A fierce battle has erupted in Minnesota between nurses and the health care company they work for.
A union in Minnesota that represents nurses is involved in a pitched battle with a health care company, but there’s good news: a Tuesday negotiation session has been scheduled between the two sides after weeks apart.
The Minnesota Nurses Association represents 4,800 nurses, who all face havin to fund their own health insurance plans by Oct. 1 if they can’t reach a deal, according to a TwinCities.com report. Nurses are being asked to downgrade to a worse plan than they had before, and the two sides disagree on how much the downgrade should be.
The strike impacts four hospitals in the region, as well as the Phillips Eye Institute in Minneapolis. A few hundred nurses have returned to work, and about 1,500 nurses have crossed picket lines to take temporary positions, according to the report.

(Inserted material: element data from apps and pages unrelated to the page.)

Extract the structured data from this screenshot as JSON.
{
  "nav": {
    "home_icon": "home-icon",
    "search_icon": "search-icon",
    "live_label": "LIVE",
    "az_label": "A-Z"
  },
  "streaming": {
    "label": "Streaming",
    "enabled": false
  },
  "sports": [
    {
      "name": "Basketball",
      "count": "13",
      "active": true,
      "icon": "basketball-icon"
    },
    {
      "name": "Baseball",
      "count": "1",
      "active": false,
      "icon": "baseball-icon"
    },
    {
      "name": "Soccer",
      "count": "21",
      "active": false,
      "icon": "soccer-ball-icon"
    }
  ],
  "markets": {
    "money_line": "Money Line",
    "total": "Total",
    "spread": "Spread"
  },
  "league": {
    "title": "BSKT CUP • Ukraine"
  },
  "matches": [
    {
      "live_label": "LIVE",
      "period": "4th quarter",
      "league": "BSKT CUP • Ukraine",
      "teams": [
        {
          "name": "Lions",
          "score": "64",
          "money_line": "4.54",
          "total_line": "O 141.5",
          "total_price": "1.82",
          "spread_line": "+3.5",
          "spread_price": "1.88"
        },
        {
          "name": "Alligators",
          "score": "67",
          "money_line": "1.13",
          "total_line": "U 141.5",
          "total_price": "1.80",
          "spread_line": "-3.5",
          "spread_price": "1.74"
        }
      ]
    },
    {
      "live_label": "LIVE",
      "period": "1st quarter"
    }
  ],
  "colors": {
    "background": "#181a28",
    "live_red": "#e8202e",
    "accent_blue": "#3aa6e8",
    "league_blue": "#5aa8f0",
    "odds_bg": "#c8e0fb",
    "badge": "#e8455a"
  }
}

The union argues in a statement that nurses deserve better terms for the work they do: “Nurses also save the healthcare system money. One study found that the economic value of adding one additional nurse on a unit staffed at the level of providing 7.8 hours of nursing care per patient day is $60,000 per year: ‘annual medical savings per RN include $7400 from preventing nursing sensitive adverse events (91% of which are reduced hospital costs and 9% are reduced costs for professional services and other postdischarge costs); and $38,100 for hospital-related savings and $2500 for professional services savings related to reduced LOS unassociated with preventing adverse events. Productivity benefits to society per additional FTE RN include $10,300 for reduced patient mortality, and $1800 from faster recovery.'”